> [Assignment] The answer is the exact text of every line from the one that contains "Give me the" to the final line of the entries below, with pictures left out.

____________

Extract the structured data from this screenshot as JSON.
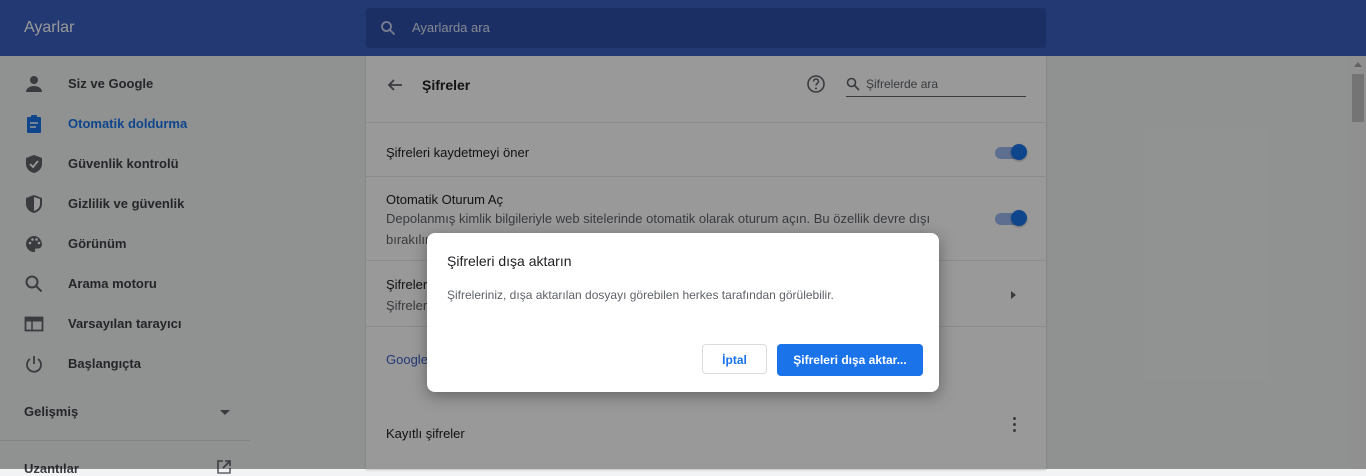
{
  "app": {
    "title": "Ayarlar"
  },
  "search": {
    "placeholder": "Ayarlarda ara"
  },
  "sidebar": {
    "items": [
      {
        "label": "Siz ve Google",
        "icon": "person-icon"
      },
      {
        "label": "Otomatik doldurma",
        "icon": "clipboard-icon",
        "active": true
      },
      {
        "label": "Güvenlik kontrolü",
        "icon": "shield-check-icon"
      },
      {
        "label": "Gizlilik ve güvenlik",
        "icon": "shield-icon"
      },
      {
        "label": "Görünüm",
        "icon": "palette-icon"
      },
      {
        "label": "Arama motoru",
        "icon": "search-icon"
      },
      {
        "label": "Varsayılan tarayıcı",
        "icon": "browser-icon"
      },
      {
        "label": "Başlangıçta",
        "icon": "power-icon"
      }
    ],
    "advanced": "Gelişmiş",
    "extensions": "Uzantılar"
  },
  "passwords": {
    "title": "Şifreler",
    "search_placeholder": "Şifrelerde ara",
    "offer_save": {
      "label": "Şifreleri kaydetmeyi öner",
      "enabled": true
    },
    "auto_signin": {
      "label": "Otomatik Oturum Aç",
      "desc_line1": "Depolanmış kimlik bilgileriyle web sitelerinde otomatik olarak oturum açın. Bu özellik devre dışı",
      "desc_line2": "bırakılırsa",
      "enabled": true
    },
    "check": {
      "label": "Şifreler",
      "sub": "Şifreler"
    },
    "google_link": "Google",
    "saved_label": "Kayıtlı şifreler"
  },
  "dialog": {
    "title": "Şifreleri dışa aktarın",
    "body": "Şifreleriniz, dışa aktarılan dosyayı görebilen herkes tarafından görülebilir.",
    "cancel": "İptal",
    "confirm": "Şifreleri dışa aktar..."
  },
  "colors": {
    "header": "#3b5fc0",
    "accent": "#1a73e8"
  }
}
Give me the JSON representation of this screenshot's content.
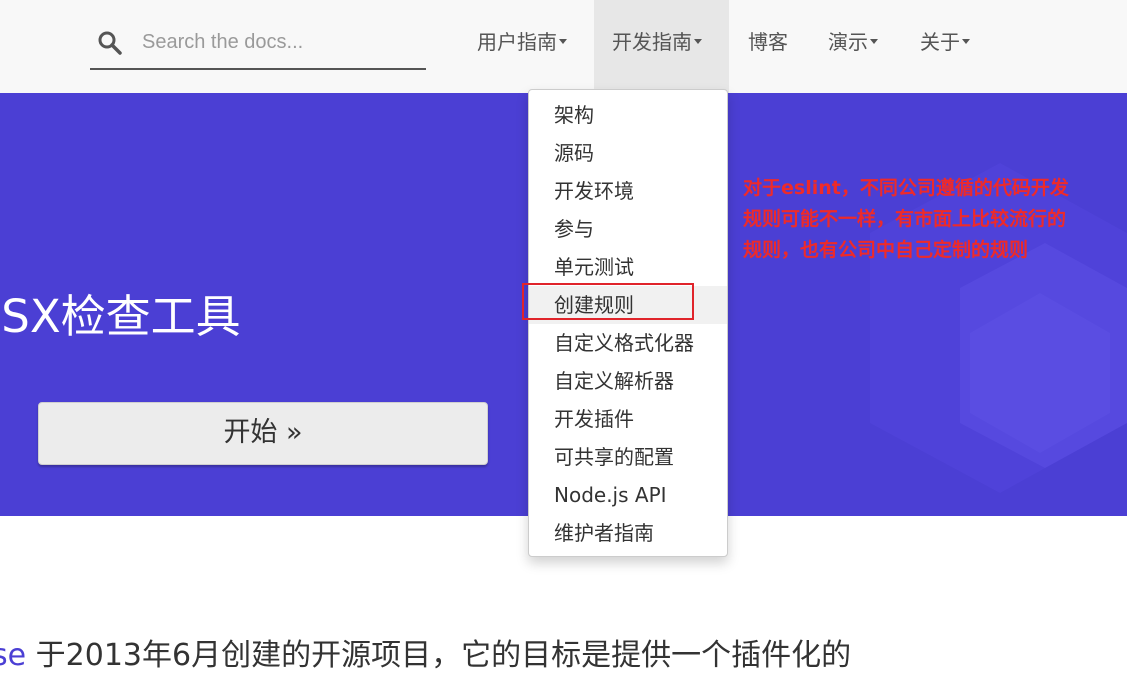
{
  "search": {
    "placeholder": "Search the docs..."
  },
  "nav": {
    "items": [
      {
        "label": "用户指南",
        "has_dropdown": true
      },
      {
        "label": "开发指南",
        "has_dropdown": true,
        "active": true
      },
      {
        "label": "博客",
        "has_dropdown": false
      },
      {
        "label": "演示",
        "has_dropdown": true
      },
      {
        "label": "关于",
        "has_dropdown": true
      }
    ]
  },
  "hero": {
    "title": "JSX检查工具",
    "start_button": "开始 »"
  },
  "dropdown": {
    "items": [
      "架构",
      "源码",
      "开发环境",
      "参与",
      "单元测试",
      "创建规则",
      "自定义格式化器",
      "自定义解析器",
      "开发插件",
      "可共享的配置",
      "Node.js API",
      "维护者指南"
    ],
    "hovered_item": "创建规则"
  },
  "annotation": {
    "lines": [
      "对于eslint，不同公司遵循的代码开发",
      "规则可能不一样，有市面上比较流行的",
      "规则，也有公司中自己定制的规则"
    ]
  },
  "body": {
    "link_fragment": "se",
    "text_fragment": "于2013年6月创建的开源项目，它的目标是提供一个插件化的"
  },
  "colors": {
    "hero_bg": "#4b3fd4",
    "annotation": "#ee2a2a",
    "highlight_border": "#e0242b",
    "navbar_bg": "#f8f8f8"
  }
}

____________

> [Final answer]
Give me the JSON representation of this screenshot's content.
{
  "search": {
    "placeholder": "Search the docs..."
  },
  "nav": {
    "items": [
      {
        "label": "用户指南",
        "has_dropdown": true
      },
      {
        "label": "开发指南",
        "has_dropdown": true,
        "active": true
      },
      {
        "label": "博客",
        "has_dropdown": false
      },
      {
        "label": "演示",
        "has_dropdown": true
      },
      {
        "label": "关于",
        "has_dropdown": true
      }
    ]
  },
  "hero": {
    "title": "JSX检查工具",
    "start_button": "开始 »"
  },
  "dropdown": {
    "items": [
      "架构",
      "源码",
      "开发环境",
      "参与",
      "单元测试",
      "创建规则",
      "自定义格式化器",
      "自定义解析器",
      "开发插件",
      "可共享的配置",
      "Node.js API",
      "维护者指南"
    ],
    "hovered_item": "创建规则"
  },
  "annotation": {
    "lines": [
      "对于eslint，不同公司遵循的代码开发",
      "规则可能不一样，有市面上比较流行的",
      "规则，也有公司中自己定制的规则"
    ]
  },
  "body": {
    "link_fragment": "se",
    "text_fragment": "于2013年6月创建的开源项目，它的目标是提供一个插件化的"
  },
  "colors": {
    "hero_bg": "#4b3fd4",
    "annotation": "#ee2a2a",
    "highlight_border": "#e0242b",
    "navbar_bg": "#f8f8f8"
  }
}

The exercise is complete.